PROBLEM DESCRIPTION: Repeat the data as given. Images do not go in the copy.

(Items listed in a dataset)
==========

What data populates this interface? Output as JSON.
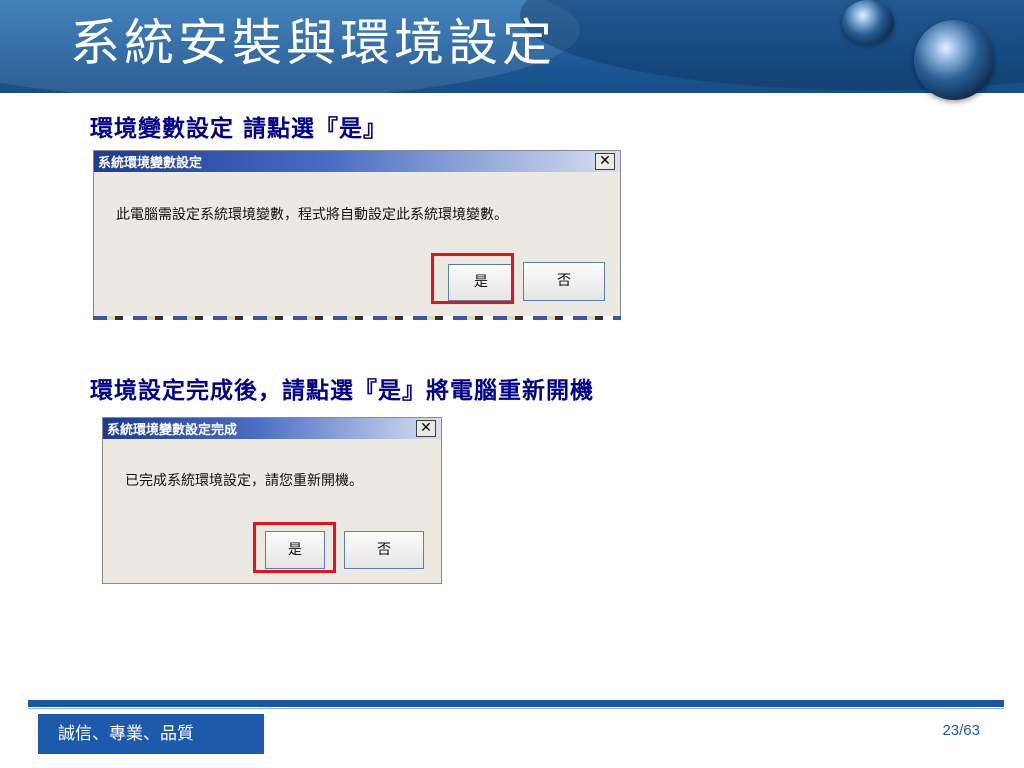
{
  "slide": {
    "title": "系統安裝與環境設定",
    "heading1": "環境變數設定  請點選『是』",
    "heading2": "環境設定完成後，請點選『是』將電腦重新開機",
    "footer_motto": "誠信、專業、品質",
    "page_number": "23/63"
  },
  "dialog1": {
    "title": "系統環境變數設定",
    "close_glyph": "✕",
    "message": "此電腦需設定系統環境變數，程式將自動設定此系統環境變數。",
    "yes_label": "是",
    "no_label": "否"
  },
  "dialog2": {
    "title": "系統環境變數設定完成",
    "close_glyph": "✕",
    "message": "已完成系統環境設定，請您重新開機。",
    "yes_label": "是",
    "no_label": "否"
  },
  "colors": {
    "banner": "#1f5e9d",
    "heading": "#000088",
    "highlight": "#e8121b",
    "footer": "#1d5aab"
  }
}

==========

TASK OUTPUT:
What data populates this interface? Output as JSON.
{
  "slide": {
    "title": "系統安裝與環境設定",
    "heading1": "環境變數設定  請點選『是』",
    "heading2": "環境設定完成後，請點選『是』將電腦重新開機",
    "footer_motto": "誠信、專業、品質",
    "page_number": "23/63"
  },
  "dialog1": {
    "title": "系統環境變數設定",
    "close_glyph": "✕",
    "message": "此電腦需設定系統環境變數，程式將自動設定此系統環境變數。",
    "yes_label": "是",
    "no_label": "否"
  },
  "dialog2": {
    "title": "系統環境變數設定完成",
    "close_glyph": "✕",
    "message": "已完成系統環境設定，請您重新開機。",
    "yes_label": "是",
    "no_label": "否"
  },
  "colors": {
    "banner": "#1f5e9d",
    "heading": "#000088",
    "highlight": "#e8121b",
    "footer": "#1d5aab"
  }
}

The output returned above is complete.